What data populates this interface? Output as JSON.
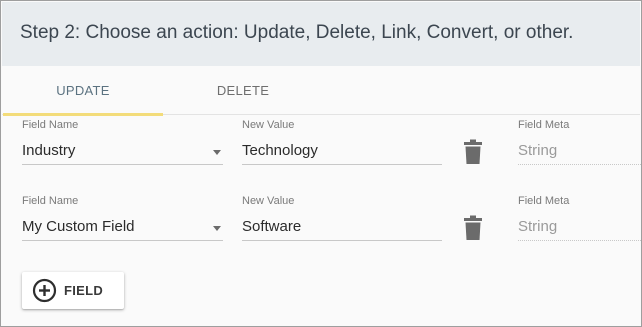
{
  "header": {
    "title": "Step 2: Choose an action: Update, Delete, Link, Convert, or other."
  },
  "tabs": [
    {
      "label": "UPDATE",
      "active": true
    },
    {
      "label": "DELETE",
      "active": false
    }
  ],
  "rows": [
    {
      "field_name_label": "Field Name",
      "field_name": "Industry",
      "new_value_label": "New Value",
      "new_value": "Technology",
      "field_meta_label": "Field Meta",
      "field_meta": "String"
    },
    {
      "field_name_label": "Field Name",
      "field_name": "My Custom Field",
      "new_value_label": "New Value",
      "new_value": "Software",
      "field_meta_label": "Field Meta",
      "field_meta": "String"
    }
  ],
  "add_button": {
    "label": "FIELD",
    "icon": "plus-circle-icon"
  },
  "colors": {
    "header_bg": "#e8ecef",
    "active_tab_indicator": "#f3dc7a",
    "active_tab_text": "#5b7280",
    "icon_gray": "#6b6b6b"
  }
}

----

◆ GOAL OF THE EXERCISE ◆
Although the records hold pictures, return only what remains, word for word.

◆ SOLVED EXERCISE ◆
What data populates this interface? Output as JSON.
{
  "header": {
    "title": "Step 2: Choose an action: Update, Delete, Link, Convert, or other."
  },
  "tabs": [
    {
      "label": "UPDATE",
      "active": true
    },
    {
      "label": "DELETE",
      "active": false
    }
  ],
  "rows": [
    {
      "field_name_label": "Field Name",
      "field_name": "Industry",
      "new_value_label": "New Value",
      "new_value": "Technology",
      "field_meta_label": "Field Meta",
      "field_meta": "String"
    },
    {
      "field_name_label": "Field Name",
      "field_name": "My Custom Field",
      "new_value_label": "New Value",
      "new_value": "Software",
      "field_meta_label": "Field Meta",
      "field_meta": "String"
    }
  ],
  "add_button": {
    "label": "FIELD",
    "icon": "plus-circle-icon"
  },
  "colors": {
    "header_bg": "#e8ecef",
    "active_tab_indicator": "#f3dc7a",
    "active_tab_text": "#5b7280",
    "icon_gray": "#6b6b6b"
  }
}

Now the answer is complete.